Last week, the Democratic Party Unity Reform Commission began soliciting input from voters on a set of controversial process issues that emerged during the 2016 contest between Bernie Sanders and Hilary Clinton.
The commission was created last summer under pressure both from Sanders’s delegates as well as open primaries activists who submitted 42,000 signatures on a “enact open primaries in 2020” petition and forced a vote on the issue at a rules committee meeting.
The commission survey poses questions about delegate selection, superdelegates and primaries. At the top of their list of survey questions is: “Do you think that open primaries and caucuses, meaning that unaffiliated voters can participate, make the Democratic presidential nominating process weaker or stronger?”
Posted by jesse shayne on April 05, 2017 at 1:25 PM
This article was written by Anthony Man for the Sun-Sentinel
Government reformers and liberal activists and liberal groups want to reshape a central element of Florida’s election system by changing Florida’s Democrats-only and Republicans-only closed primaries into open primaries in which all independents can vote.
They’re hoping that the state Constitution Revision Commission, which meets once every 20 years, will endorse the idea. The commission holds public hearings Thursday and Friday in South Florida.
Tim Canova, founder of the political group Progress For All, said open primaries “are good for democracy. I think closed primaries keep voters away from the polls.”
Posted by jesse shayne on March 31, 2017 at 1:12 PM
This article was published by The Ellsworth American editorial board
Maine has a strong tradition of high voter participation in all levels of elections. Perhaps our participatory town hall style of government, perhaps our small town responsibility as free citizens, Mainers generally are engaged in local, state and national elections.
An exception is our primaries. Maine employs a ‘closed primary’ process allowing only members of the candidates’ party to choose who will represent that party in a general election. Currently, 37% of Mainers—those individuals labeled as ‘unenrolled’—are not able to vote in a primary thus have no voice in selecting a final candidate for local statewide or national office. This group of ‘unenrolled’ citizens is the largest voting bloc in the State of Maine, surpassing Democrats, 32%, and Republicans, 27%, according to year-end 2016 statistics.
Proponents of creating an ‘open primary’ system cite voter frustration and hyper-partisanship as sound reasons to move away from the current ‘closed primary’ process.
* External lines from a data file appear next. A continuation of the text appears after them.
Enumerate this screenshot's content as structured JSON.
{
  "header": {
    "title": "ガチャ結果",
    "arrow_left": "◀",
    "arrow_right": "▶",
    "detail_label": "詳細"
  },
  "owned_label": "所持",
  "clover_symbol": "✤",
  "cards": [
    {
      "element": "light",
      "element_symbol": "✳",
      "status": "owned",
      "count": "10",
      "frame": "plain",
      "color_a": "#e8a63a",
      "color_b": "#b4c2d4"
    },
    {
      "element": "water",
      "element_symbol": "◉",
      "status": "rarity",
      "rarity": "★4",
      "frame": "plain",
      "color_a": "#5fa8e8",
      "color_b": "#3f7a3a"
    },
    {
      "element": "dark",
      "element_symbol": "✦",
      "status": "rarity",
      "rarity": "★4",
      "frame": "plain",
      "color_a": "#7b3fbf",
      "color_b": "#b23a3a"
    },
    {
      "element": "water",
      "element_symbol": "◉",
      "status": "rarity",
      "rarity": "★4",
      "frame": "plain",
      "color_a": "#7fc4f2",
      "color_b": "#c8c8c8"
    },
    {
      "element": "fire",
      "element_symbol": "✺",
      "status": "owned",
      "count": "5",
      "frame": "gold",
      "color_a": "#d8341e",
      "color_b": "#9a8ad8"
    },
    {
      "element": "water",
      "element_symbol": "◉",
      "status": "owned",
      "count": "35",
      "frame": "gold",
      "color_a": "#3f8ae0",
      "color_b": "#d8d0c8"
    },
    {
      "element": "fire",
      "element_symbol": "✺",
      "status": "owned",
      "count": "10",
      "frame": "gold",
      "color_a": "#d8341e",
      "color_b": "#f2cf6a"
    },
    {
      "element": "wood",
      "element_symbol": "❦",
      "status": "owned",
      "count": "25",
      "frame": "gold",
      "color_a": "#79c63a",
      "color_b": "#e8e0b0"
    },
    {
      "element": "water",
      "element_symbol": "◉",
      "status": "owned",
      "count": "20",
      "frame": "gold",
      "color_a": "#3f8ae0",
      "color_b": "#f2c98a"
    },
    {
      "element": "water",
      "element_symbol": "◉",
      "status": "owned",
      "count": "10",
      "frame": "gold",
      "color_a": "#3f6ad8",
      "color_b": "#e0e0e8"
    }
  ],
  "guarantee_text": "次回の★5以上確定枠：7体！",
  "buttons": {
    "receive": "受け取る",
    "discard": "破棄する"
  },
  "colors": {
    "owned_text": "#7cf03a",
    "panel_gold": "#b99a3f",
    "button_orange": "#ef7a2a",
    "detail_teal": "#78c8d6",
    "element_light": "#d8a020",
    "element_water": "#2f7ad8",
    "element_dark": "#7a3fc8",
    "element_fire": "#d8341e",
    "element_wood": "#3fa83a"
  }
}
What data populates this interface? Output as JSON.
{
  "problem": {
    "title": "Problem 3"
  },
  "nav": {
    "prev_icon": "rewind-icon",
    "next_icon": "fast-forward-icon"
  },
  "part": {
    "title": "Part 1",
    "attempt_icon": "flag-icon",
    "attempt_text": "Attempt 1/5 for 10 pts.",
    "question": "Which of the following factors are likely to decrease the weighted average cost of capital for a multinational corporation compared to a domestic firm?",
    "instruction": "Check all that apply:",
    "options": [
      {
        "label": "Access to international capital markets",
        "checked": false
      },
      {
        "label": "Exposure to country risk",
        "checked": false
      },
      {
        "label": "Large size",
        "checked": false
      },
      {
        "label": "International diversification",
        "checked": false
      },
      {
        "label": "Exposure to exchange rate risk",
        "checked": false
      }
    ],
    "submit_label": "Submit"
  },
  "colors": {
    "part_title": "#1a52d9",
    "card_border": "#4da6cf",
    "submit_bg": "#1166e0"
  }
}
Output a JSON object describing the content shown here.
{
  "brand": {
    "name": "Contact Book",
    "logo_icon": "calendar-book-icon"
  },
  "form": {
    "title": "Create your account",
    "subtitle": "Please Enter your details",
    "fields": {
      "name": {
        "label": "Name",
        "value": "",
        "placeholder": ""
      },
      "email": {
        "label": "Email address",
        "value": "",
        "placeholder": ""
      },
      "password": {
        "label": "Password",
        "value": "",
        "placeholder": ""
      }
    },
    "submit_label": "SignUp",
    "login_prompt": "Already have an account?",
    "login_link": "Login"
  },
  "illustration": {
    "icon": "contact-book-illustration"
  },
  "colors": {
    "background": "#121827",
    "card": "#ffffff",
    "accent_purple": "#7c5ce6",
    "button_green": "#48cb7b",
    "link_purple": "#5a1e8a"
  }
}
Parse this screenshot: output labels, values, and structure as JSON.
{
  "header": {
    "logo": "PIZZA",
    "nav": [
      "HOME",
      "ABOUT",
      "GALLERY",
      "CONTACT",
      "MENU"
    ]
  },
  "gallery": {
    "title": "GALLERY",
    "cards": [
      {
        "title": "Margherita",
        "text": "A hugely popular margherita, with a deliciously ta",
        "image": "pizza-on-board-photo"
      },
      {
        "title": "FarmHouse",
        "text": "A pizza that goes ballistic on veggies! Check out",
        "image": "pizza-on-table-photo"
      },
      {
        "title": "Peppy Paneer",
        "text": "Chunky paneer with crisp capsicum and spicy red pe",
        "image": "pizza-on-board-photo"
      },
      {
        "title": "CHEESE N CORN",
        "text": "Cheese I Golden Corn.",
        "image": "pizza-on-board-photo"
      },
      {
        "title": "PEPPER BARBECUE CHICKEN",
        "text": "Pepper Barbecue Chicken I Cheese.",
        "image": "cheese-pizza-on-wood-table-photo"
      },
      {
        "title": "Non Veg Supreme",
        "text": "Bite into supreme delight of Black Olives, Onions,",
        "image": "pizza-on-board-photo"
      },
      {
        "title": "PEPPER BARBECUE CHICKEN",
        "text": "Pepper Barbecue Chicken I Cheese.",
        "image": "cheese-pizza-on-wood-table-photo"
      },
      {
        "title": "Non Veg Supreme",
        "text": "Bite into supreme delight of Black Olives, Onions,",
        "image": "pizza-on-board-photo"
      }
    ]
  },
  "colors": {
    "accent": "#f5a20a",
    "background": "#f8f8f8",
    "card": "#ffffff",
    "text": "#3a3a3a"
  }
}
A post-election 2016 survey by Mainers for Open Elections reports that 81% of voters feel that Congressional representatives do “what’s best for the party” rather than for the state’s citizens. They further report that 73% of voters believe taxpayer funded primaries should be open to all voters.